“Conscious connectivity is essential when going for a dream, it means one is connected to their dream. One must be aware of the cost elements of what he wants and what he aspires to become. On a daily basis there ought to be tasks done that do not speak to the passion but they have to be done in order to get to that dream” Sthabiso Mbatha.
In order to live the great lives we desire, have the bodies we need, the relationships we want, and become the professionals we want to become – there are certain things that will have to align with the things that we aspire to be and have. Our attitudes perhaps need to be renovated and revamped, our lifestyles should mirror that which we are gunning for.

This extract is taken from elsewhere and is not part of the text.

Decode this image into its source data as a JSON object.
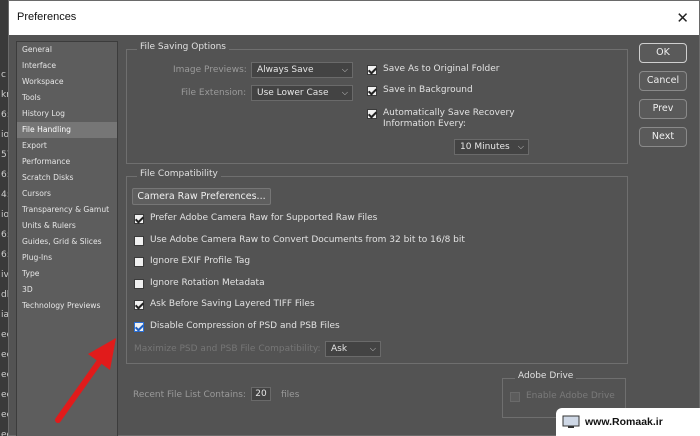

Will Smith plays the character of Ali in the movie Muhammad Ali, which depicts and narrates the life of this great boxer to have ever set foot on earth. In preparation to play the role of Ali, he spent a year eating the kind of food Ali was eating, he spent a year waking up each and every day going for a morning run that Ali used to. He further spent a year in the boxing ring learning not only how to box, but box in the same way Ali did. We also need to develop this attitude of preparation and wear our gloves for the part that we are going to be playing when the time comes. We need to prepare today for tomorrow, burn the midnight oil so we can live lavishly tomorrow.
Your attitude will determine your altitude and magnitude, I saw a circle of mediocrity, I saw the circle of generational curses in my community, I decided to step up, to change my attitude and shift the paradigm, a mind that is totally transformed with the idea of improving self, an idea that says if so and so did it, why can’t I do it” Sakhumzi Dukwe.
Blog post by Tokelo Hlagala Edited by Howard Zondo